**WHAT THIS TASK INVOLVES**.
Please state how many lines of the records hold the string "object", giving nothing but the number.

**PROVIDED ENTRIES**.
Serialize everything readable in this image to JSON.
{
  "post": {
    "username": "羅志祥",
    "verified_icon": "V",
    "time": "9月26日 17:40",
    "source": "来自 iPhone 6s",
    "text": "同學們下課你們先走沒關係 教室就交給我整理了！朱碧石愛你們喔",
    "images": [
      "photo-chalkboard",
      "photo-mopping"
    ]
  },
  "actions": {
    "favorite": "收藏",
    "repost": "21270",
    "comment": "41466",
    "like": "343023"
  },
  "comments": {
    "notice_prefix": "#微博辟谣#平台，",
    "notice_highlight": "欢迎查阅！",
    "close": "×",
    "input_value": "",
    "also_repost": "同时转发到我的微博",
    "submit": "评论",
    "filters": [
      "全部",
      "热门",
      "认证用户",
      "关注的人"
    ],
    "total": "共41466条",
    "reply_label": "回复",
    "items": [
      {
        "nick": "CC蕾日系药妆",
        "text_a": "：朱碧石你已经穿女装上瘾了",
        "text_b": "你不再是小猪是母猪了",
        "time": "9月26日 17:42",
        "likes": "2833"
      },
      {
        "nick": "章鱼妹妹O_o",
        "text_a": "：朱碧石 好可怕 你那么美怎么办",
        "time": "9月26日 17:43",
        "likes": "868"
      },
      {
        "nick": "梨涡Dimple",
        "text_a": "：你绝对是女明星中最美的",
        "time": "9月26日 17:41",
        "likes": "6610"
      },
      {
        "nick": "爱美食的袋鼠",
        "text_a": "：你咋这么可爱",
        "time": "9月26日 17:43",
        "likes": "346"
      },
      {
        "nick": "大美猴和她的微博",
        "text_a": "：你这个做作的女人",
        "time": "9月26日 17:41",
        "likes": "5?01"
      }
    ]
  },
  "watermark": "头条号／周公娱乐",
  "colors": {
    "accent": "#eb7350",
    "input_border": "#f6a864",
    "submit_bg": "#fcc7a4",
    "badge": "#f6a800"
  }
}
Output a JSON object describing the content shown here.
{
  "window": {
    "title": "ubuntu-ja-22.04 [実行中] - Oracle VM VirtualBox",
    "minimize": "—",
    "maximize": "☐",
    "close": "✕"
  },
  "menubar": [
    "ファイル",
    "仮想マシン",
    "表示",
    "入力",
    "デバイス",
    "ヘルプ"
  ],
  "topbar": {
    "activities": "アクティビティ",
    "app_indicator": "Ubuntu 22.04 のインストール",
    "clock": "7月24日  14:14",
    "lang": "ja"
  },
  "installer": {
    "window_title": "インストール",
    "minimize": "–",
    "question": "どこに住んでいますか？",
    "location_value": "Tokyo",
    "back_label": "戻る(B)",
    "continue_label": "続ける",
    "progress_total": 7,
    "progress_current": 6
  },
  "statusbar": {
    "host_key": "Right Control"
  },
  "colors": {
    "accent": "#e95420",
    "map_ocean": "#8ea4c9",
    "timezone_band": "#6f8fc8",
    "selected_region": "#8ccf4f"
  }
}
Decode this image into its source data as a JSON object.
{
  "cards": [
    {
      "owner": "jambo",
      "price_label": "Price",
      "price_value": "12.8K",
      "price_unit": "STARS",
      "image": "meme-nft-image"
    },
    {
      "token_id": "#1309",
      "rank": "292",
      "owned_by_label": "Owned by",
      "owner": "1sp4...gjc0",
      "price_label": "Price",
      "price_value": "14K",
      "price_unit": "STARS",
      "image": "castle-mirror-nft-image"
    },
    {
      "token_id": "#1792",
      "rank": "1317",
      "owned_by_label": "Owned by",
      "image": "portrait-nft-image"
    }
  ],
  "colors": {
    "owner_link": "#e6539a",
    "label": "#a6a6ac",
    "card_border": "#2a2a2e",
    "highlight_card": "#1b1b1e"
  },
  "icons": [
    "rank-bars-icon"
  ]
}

**RESULT OF THE EXERCISE**.
2